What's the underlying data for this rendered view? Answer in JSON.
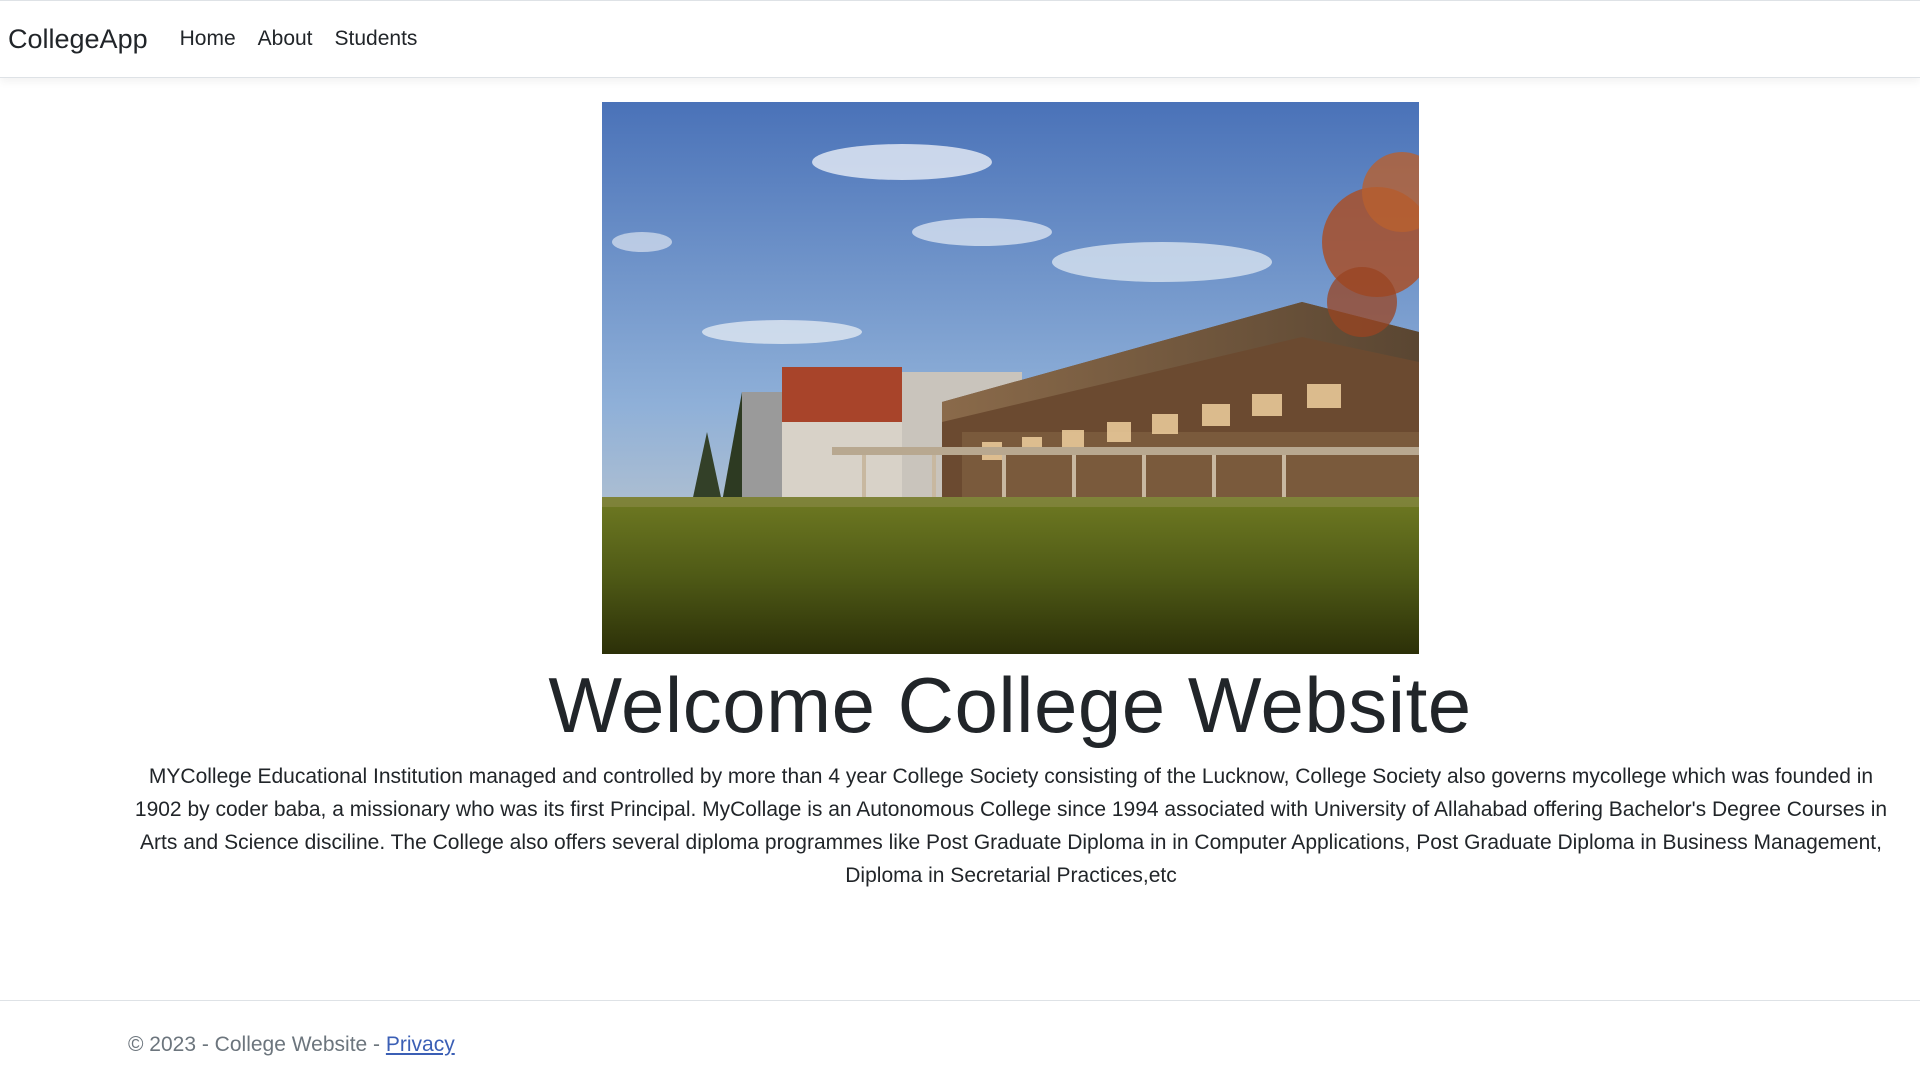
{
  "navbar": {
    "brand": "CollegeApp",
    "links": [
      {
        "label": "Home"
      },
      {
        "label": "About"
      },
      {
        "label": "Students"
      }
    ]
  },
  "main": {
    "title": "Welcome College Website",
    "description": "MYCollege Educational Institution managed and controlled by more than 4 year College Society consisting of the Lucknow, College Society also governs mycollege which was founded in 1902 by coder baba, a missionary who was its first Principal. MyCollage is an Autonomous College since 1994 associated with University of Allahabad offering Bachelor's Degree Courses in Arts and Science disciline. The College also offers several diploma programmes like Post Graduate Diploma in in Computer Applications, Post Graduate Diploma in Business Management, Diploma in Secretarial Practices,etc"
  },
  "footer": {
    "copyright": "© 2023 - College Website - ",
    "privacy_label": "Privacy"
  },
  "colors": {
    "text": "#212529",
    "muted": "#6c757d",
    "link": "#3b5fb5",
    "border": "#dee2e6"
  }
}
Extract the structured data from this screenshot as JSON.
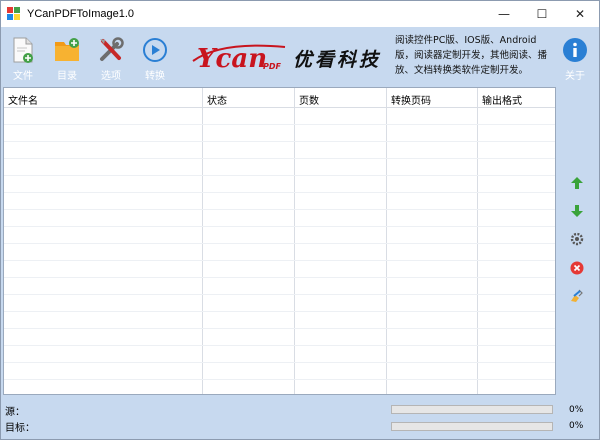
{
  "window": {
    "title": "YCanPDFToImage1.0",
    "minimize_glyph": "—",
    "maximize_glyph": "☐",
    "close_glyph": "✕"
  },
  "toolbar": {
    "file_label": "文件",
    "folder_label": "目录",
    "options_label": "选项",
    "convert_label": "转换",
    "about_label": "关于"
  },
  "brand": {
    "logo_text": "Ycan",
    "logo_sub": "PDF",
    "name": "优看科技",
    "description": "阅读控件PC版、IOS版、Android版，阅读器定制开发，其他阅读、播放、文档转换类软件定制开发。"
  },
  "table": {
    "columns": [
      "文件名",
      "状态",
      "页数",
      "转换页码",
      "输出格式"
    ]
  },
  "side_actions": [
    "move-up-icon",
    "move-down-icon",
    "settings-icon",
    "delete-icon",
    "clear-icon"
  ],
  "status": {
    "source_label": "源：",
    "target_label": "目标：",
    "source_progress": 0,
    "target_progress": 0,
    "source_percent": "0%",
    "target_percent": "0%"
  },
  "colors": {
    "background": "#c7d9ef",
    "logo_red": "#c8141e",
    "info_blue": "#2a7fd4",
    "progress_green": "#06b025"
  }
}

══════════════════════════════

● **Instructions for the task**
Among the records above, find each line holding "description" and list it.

● **Finished task**
    "description": "MYCollege Educational Institution managed and controlled by more than 4 year College Society consisting of the Lucknow, College Society also governs mycollege which was founded in 1902 by coder baba, a missionary who was its first Principal. MyCollage is an Autonomous College since 1994 associated with University of Allahabad offering Bachelor's Degree Courses in Arts and Science disciline. The College also offers several diploma programmes like Post Graduate Diploma in in Computer Applications, Post Graduate Diploma in Business Management, Diploma in Secretarial Practices,etc"
    "description": "阅读控件PC版、IOS版、Android版，阅读器定制开发，其他阅读、播放、文档转换类软件定制开发。"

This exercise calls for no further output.